Like Madonna and Bono, you know exactly whom I’m talking about just by that first name.
Dorie Greenspan — the incomparable James Beard Award-winning cookbook writer whose fans are legion.
We always want recipes that won’t fail, that can be counted on, that won’t disappoint. But perhaps no more so than during the holidays when we just can’t afford to have a dish fall flat when we’re entertaining big time.
Greenspan’s recipes meet that criteria. And in her newest cookbook, “Everyday Dorie” (Houghton Mifflin Harcourt), of which I received a review copy, she delivers a slew of recipes for the food she makes most often at home, whether it be in Paris, New York or Connecticut.
These are dishes that she considers basic, meaning they’re uncomplicated to make, but still pack on a real depth of flavor. Best yet, for most every recipe, she gives suggestions on ways to riff on it.
There’s everything from “Potato Chowder Lots of Ways,” “Bourbon-Roasted Pork Loin” and “Holiday Fish Soup” to “Granola-Topped Squash and Root Vegetable Gratin” and “Apple Custard Crisp.”
With Thanksgiving days away, “Miso-Maple-Jammed Sweet Potatoes” called out to me loud and clear.

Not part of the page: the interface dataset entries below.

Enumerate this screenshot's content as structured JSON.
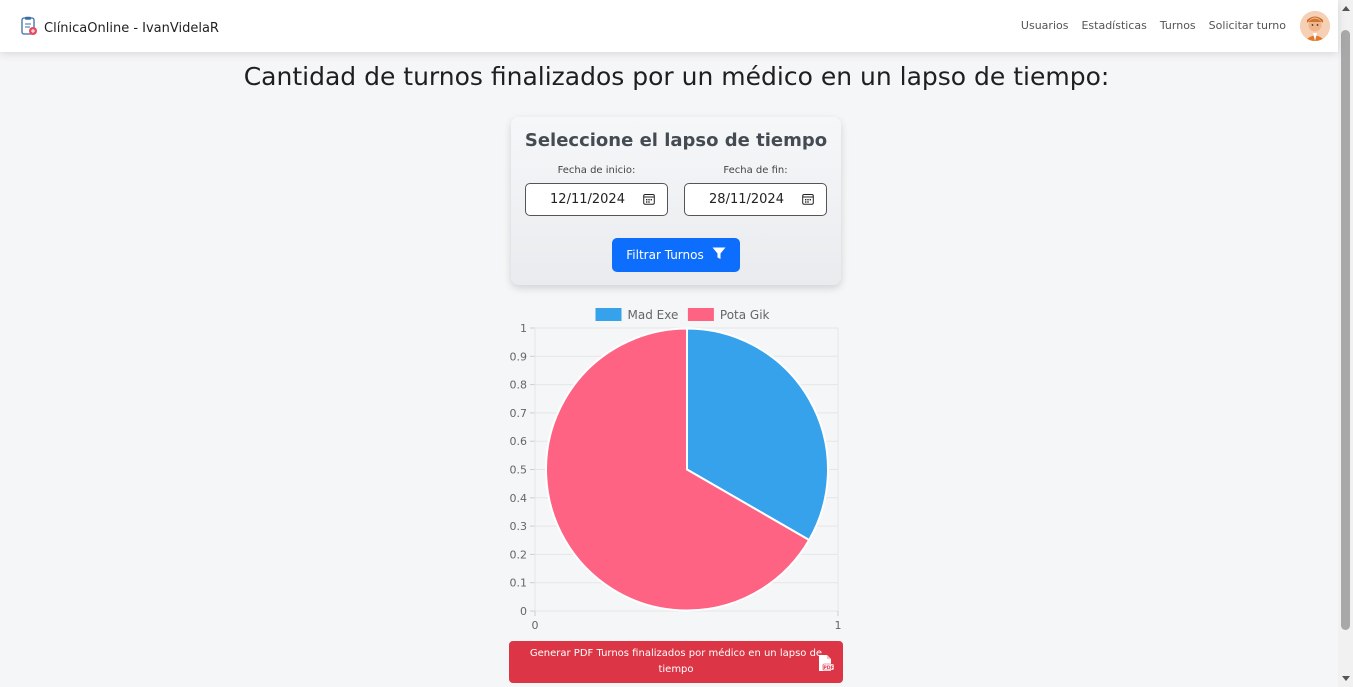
{
  "app": {
    "brand": "ClínicaOnline - IvanVidelaR"
  },
  "nav": {
    "items": [
      {
        "label": "Usuarios"
      },
      {
        "label": "Estadísticas"
      },
      {
        "label": "Turnos"
      },
      {
        "label": "Solicitar turno"
      }
    ]
  },
  "page": {
    "title": "Cantidad de turnos finalizados por un médico en un lapso de tiempo:"
  },
  "filter": {
    "title": "Seleccione el lapso de tiempo",
    "start_label": "Fecha de inicio:",
    "start_value": "12/11/2024",
    "end_label": "Fecha de fin:",
    "end_value": "28/11/2024",
    "button_label": "Filtrar Turnos"
  },
  "pdf_button": {
    "label": "Generar PDF Turnos finalizados por médico en un lapso de tiempo"
  },
  "colors": {
    "primary": "#0d6efd",
    "danger": "#dc3545",
    "series_blue": "#36a2eb",
    "series_red": "#ff6384"
  },
  "chart_data": {
    "type": "pie",
    "categories": [
      "Mad Exe",
      "Pota Gik"
    ],
    "values": [
      1,
      2
    ],
    "colors": [
      "#36a2eb",
      "#ff6384"
    ],
    "legend": "top",
    "grid": true,
    "y_ticks": [
      "1",
      "0.9",
      "0.8",
      "0.7",
      "0.6",
      "0.5",
      "0.4",
      "0.3",
      "0.2",
      "0.1",
      "0"
    ],
    "x_ticks": [
      "0",
      "1"
    ],
    "ylim": [
      0,
      1
    ],
    "xlim": [
      0,
      1
    ]
  }
}
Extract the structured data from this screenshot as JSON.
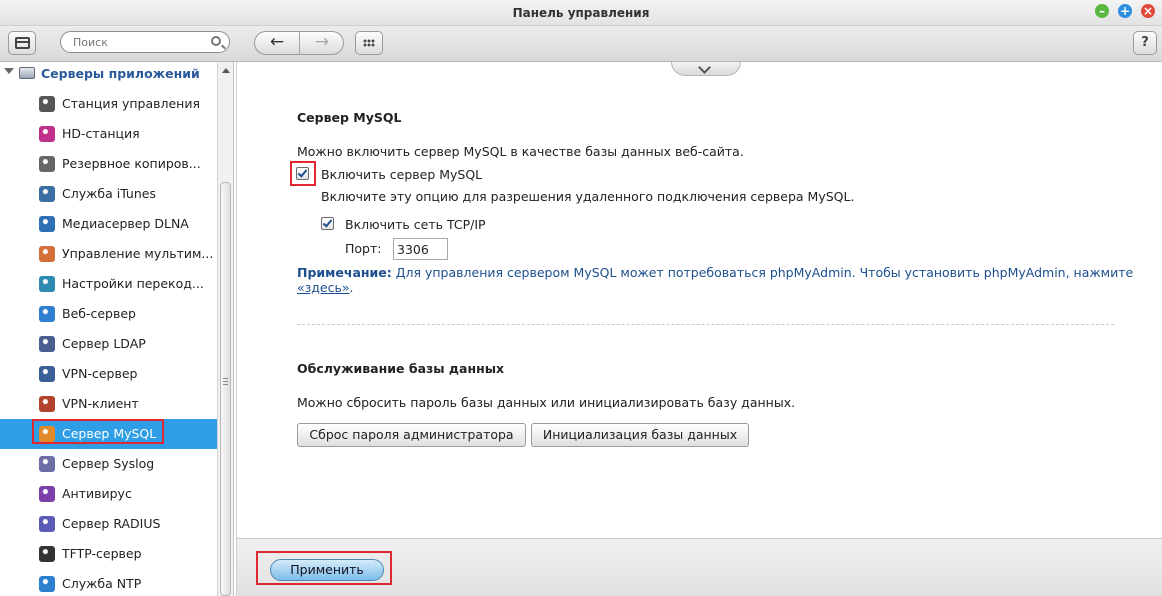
{
  "window": {
    "title": "Панель управления"
  },
  "toolbar": {
    "search_placeholder": "Поиск",
    "help_label": "?"
  },
  "sidebar": {
    "header": "Серверы приложений",
    "items": [
      {
        "label": "Станция управления",
        "icon": "surveillance-station-icon",
        "color": "#555555"
      },
      {
        "label": "HD-станция",
        "icon": "hd-station-icon",
        "color": "#c0308a"
      },
      {
        "label": "Резервное копиров...",
        "icon": "backup-icon",
        "color": "#666666"
      },
      {
        "label": "Служба iTunes",
        "icon": "itunes-icon",
        "color": "#3a6ea5"
      },
      {
        "label": "Медиасервер DLNA",
        "icon": "dlna-icon",
        "color": "#2f6fb5"
      },
      {
        "label": "Управление мультим...",
        "icon": "multimedia-icon",
        "color": "#d46f3a"
      },
      {
        "label": "Настройки перекод...",
        "icon": "transcode-icon",
        "color": "#2d8ab0"
      },
      {
        "label": "Веб-сервер",
        "icon": "web-server-icon",
        "color": "#2f7fd0"
      },
      {
        "label": "Сервер LDAP",
        "icon": "ldap-icon",
        "color": "#4a5f8f"
      },
      {
        "label": "VPN-сервер",
        "icon": "vpn-server-icon",
        "color": "#3b5f9a"
      },
      {
        "label": "VPN-клиент",
        "icon": "vpn-client-icon",
        "color": "#b4432e"
      },
      {
        "label": "Сервер MySQL",
        "icon": "mysql-icon",
        "color": "#e08a2a",
        "active": true
      },
      {
        "label": "Сервер Syslog",
        "icon": "syslog-icon",
        "color": "#6d6da8"
      },
      {
        "label": "Антивирус",
        "icon": "antivirus-icon",
        "color": "#7a3fa8"
      },
      {
        "label": "Сервер RADIUS",
        "icon": "radius-icon",
        "color": "#5a5ab8"
      },
      {
        "label": "TFTP-сервер",
        "icon": "tftp-icon",
        "color": "#333333"
      },
      {
        "label": "Служба NTP",
        "icon": "ntp-icon",
        "color": "#2f7fd0"
      }
    ]
  },
  "main": {
    "mysql": {
      "title": "Сервер MySQL",
      "description": "Можно включить сервер MySQL в качестве базы данных веб-сайта.",
      "enable_label": "Включить сервер MySQL",
      "enable_checked": true,
      "enable_hint": "Включите эту опцию для разрешения удаленного подключения сервера MySQL.",
      "tcp_label": "Включить сеть TCP/IP",
      "tcp_checked": true,
      "port_label": "Порт:",
      "port_value": "3306",
      "note_prefix": "Примечание:",
      "note_text": " Для управления сервером MySQL может потребоваться phpMyAdmin. Чтобы установить phpMyAdmin, нажмите ",
      "note_link": "«здесь»",
      "note_suffix": "."
    },
    "maintenance": {
      "title": "Обслуживание базы данных",
      "description": "Можно сбросить пароль базы данных или инициализировать базу данных.",
      "reset_button": "Сброс пароля администратора",
      "init_button": "Инициализация базы данных"
    }
  },
  "footer": {
    "apply_button": "Применить"
  },
  "colors": {
    "active_item": "#2e9ee6",
    "highlight_frame": "#e1272f",
    "note_text": "#1d4f8f"
  }
}
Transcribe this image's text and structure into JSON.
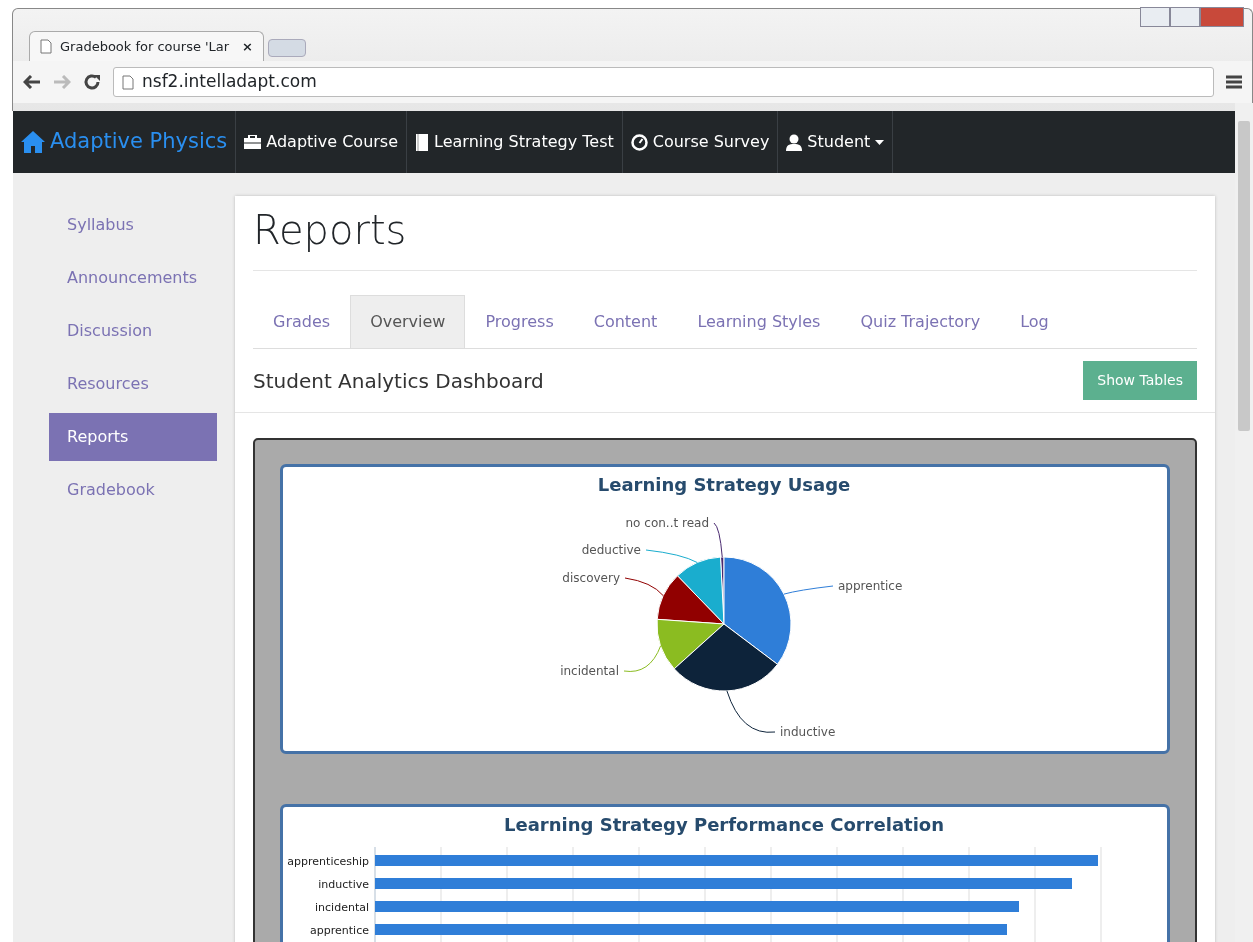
{
  "browser": {
    "tab_title": "Gradebook for course 'Lar",
    "tab_close": "×",
    "url": "nsf2.intelladapt.com"
  },
  "navbar": {
    "brand": "Adaptive Physics",
    "items": [
      {
        "label": "Adaptive Course",
        "kind": "briefcase"
      },
      {
        "label": "Learning Strategy Test",
        "kind": "book"
      },
      {
        "label": "Course Survey",
        "kind": "gauge"
      },
      {
        "label": "Student",
        "kind": "user",
        "dropdown": true
      }
    ]
  },
  "sidebar": {
    "items": [
      {
        "label": "Syllabus",
        "selected": false
      },
      {
        "label": "Announcements",
        "selected": false
      },
      {
        "label": "Discussion",
        "selected": false
      },
      {
        "label": "Resources",
        "selected": false
      },
      {
        "label": "Reports",
        "selected": true
      },
      {
        "label": "Gradebook",
        "selected": false
      }
    ]
  },
  "page": {
    "title": "Reports",
    "tabs": [
      {
        "label": "Grades",
        "selected": false
      },
      {
        "label": "Overview",
        "selected": true
      },
      {
        "label": "Progress",
        "selected": false
      },
      {
        "label": "Content",
        "selected": false
      },
      {
        "label": "Learning Styles",
        "selected": false
      },
      {
        "label": "Quiz Trajectory",
        "selected": false
      },
      {
        "label": "Log",
        "selected": false
      }
    ],
    "dashboard_title": "Student Analytics Dashboard",
    "show_tables_button": "Show Tables"
  },
  "pie_chart": {
    "title": "Learning Strategy Usage",
    "slices": [
      {
        "label": "no con..t read",
        "color": "#492970"
      },
      {
        "label": "deductive",
        "color": "#1aadce"
      },
      {
        "label": "discovery",
        "color": "#910000"
      },
      {
        "label": "apprentice",
        "color": "#2f7ed8"
      },
      {
        "label": "incidental",
        "color": "#8bbc21"
      },
      {
        "label": "inductive",
        "color": "#0d233a"
      }
    ]
  },
  "bar_chart": {
    "title": "Learning Strategy Performance Correlation",
    "categories": [
      "apprenticeship",
      "inductive",
      "incidental",
      "apprentice"
    ]
  }
}
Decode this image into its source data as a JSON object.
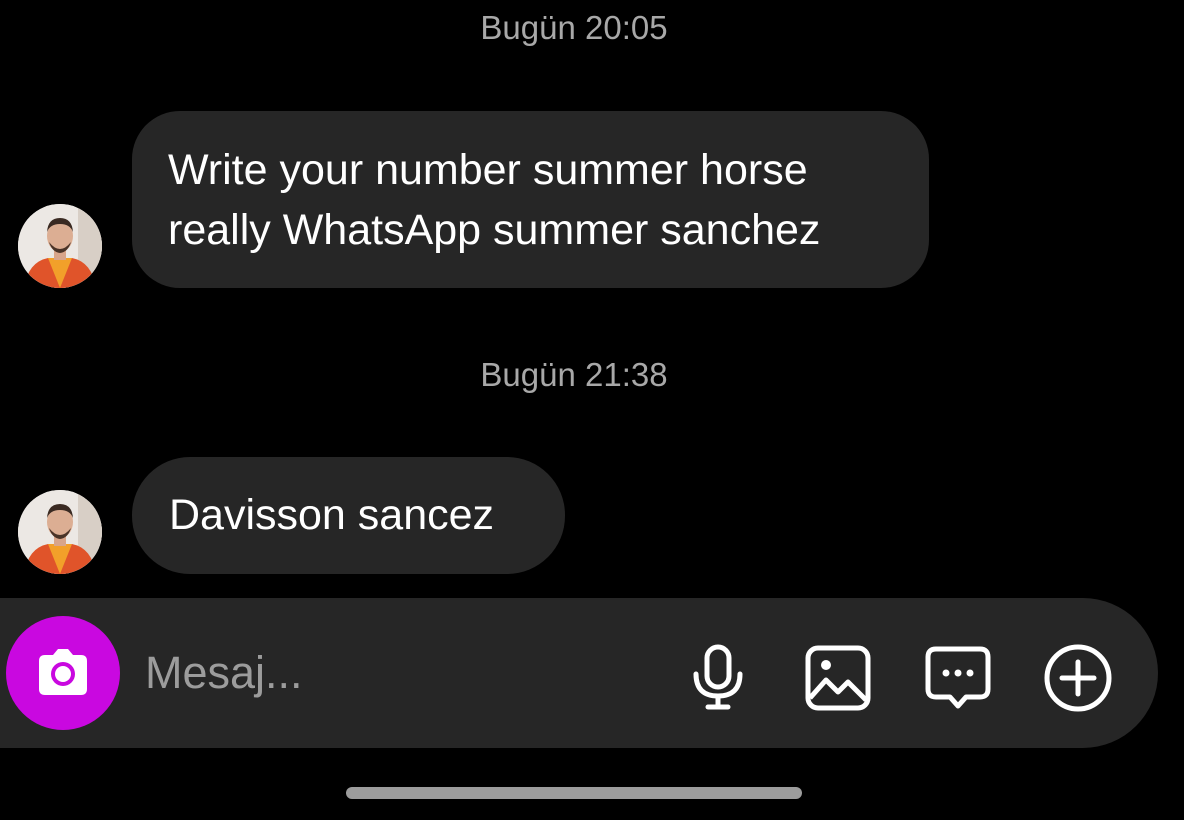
{
  "conversation": {
    "groups": [
      {
        "timestamp": "Bugün 20:05",
        "message_lines": [
          "Write your number summer horse",
          "really WhatsApp summer sanchez"
        ]
      },
      {
        "timestamp": "Bugün 21:38",
        "message_lines": [
          "Davisson sancez"
        ]
      }
    ]
  },
  "composer": {
    "placeholder": "Mesaj...",
    "value": "",
    "camera_icon": "camera-icon",
    "tools": [
      "microphone-icon",
      "image-gallery-icon",
      "sticker-chat-icon",
      "plus-circle-icon"
    ]
  },
  "colors": {
    "background": "#000000",
    "bubble": "#262626",
    "composer": "#262626",
    "camera_button": "#c908e0",
    "timestamp_text": "#a8a8a8",
    "placeholder_text": "#9c9c9c"
  }
}
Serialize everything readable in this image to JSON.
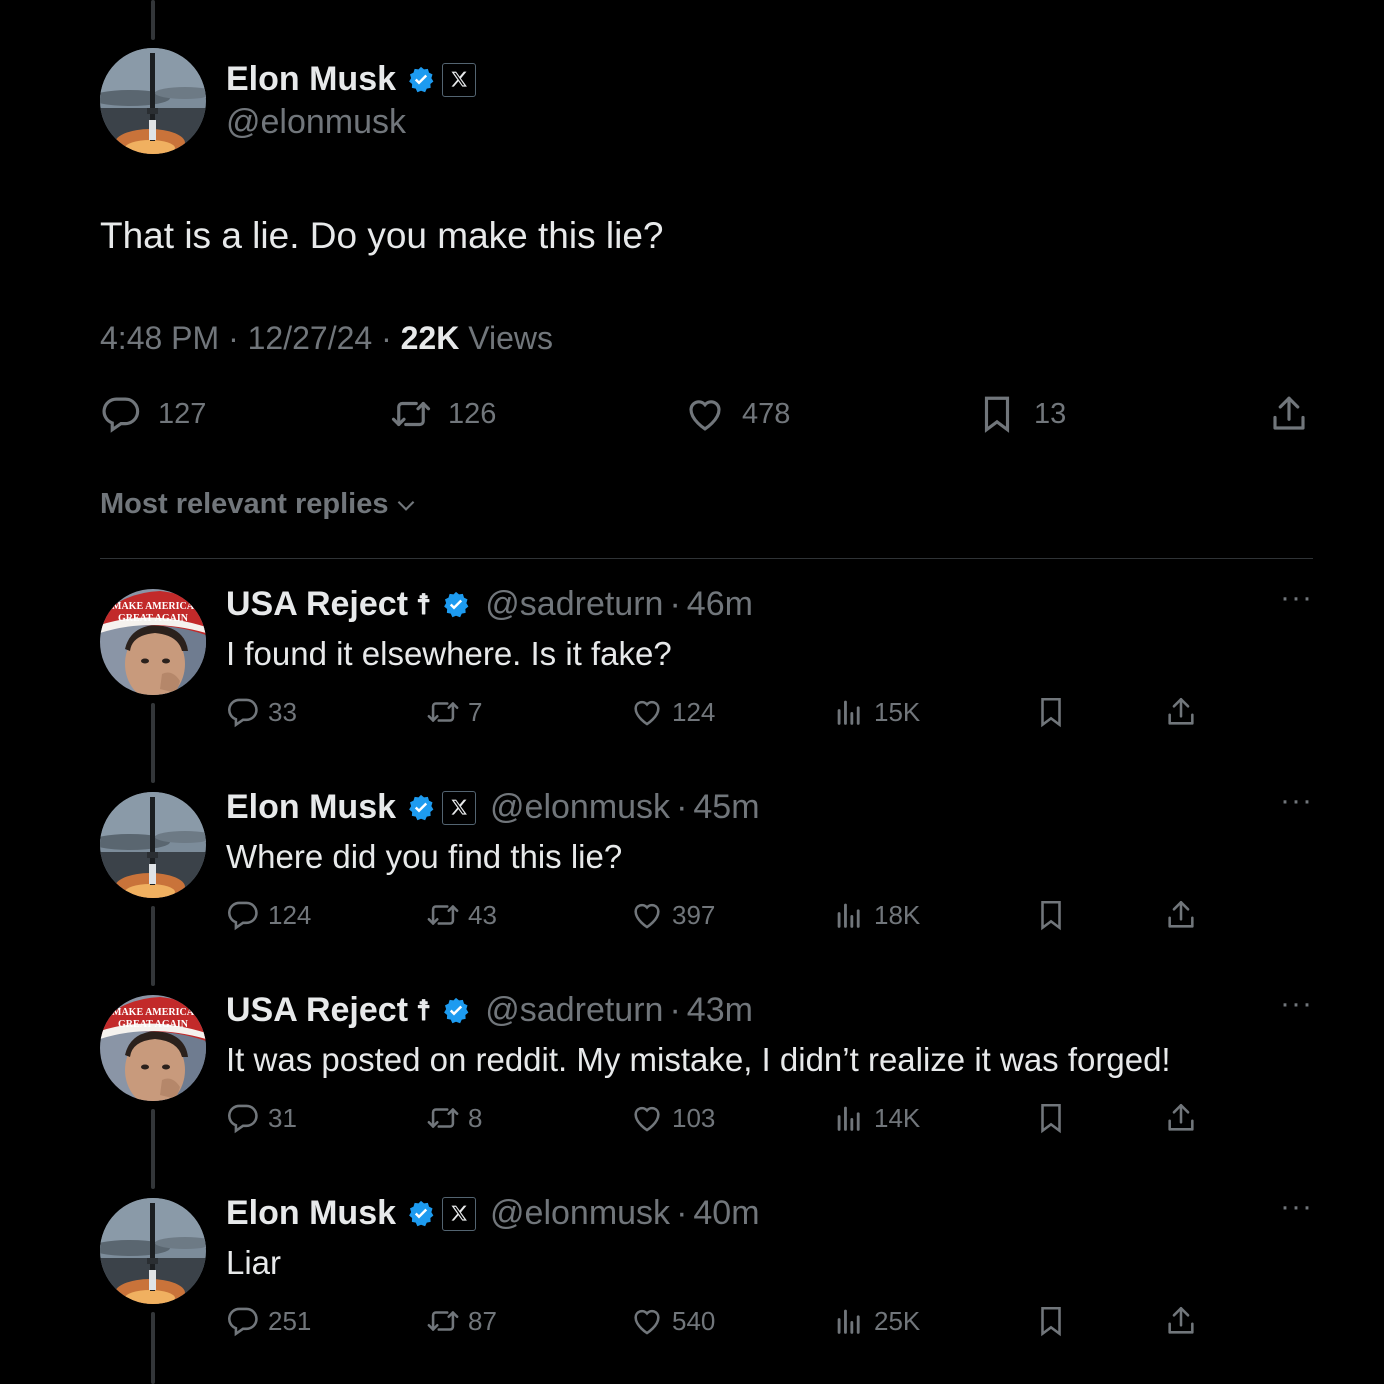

This recipe couldn’t be simpler. It’s just roasted sweet potatoes that get a big jolt of deliciousness from a jammy concoction of miso, maple syrup, ponzu and Sriracha. That jam is full of savory umami that plays so well with the inherent sweetness of the potatoes. The jam is a little funky salty, a touch sweet, a tad citrusy and boasts a subtle spicy warmth. Truth be told, this jam would be fabulous stirred into Asian noodles or even mixed into fresh popped popcorn.
Greenspan gives a couple ways to serve this: as just-out-of-the-oven whole sweet potatoes split open with the jam spooned inside; as fork tine-grooved sweet potato slices brushed with the jam; and as a mash.
I actually like that latter way, which she recommended for storing any leftovers, as the ideal way to serve this on Thanksgiving. Just peel the skins off the cooked sweet potatoes, mash the flesh with some of the miso-maple jam, then make a decorative trough in the mash to fill with more of the jam so it’s visible. Let guests help themselves at the table.
This recipe easily doubles or triples, too. Because it’s so divine, you really can’t make too much of it.
Miso-Maple-Jammed Sweet Potatoes
4 medium sweet potatoes or yams, scrubbed
2 tablespoons unsalted butter
2 tablespoons light (white or yellow) miso
2 tablespoons maple syrup
1 tablespoon ponzu sauce
Fine sea salt and freshly ground pepper
Center a rack in the oven and preheat it to 400 degrees. Line a baking sheet with foil.
Using a paring knife, poke a few holes in each potato. Place the potatoes on the baking sheet and roast for about 1 hour, until they give when prodded or squeezed. Meanwhile, melt the butter in a small saucepan over low heat. Turn off the heat and gently whisk in the miso until fully incorporated. Whisk in the maple syrup, ponzu, 1/4 teaspoon Sriracha, a big pinch of salt and a few grinds of black pepper. Even though the miso and ponzu are salty, you need more salt to counterbalance the syrup and enliven the jam. Taste and add mor Sriracha, salt and/or pepper, if you’d like. (You can pack the jam airtight and keep it in the refrigerator for up to 3 days.)
The simplet way to serve this dish is to let everyone split their potatoes and slather on some of the miso jam. Alternately, line the baking sheet that the potatoes roasted on with clean foil and lightly butter or oil it. Cut the potatoes into chunks and place them flesh side up on the sheet. Press them down with a fork — don’t overdo it, you just want to create a few grooves — and spread some jam over each chunk. Return the potatoes to the oven for another 10 minutes.
Pass the rest of the maple-miso jam at the table, so that everyone can have a little more.
Storing: The potatoes are meant to be served as soon as they’re roasted. However, if you have leftovers, you can remove them from their skins, mash them with some miso jam and reheat them in a 350-degree oven.
From “Everyday Dorie” by Dorie Greenspan
More Sweet Potato Love: Spiced Sweet Potato Bundt Cake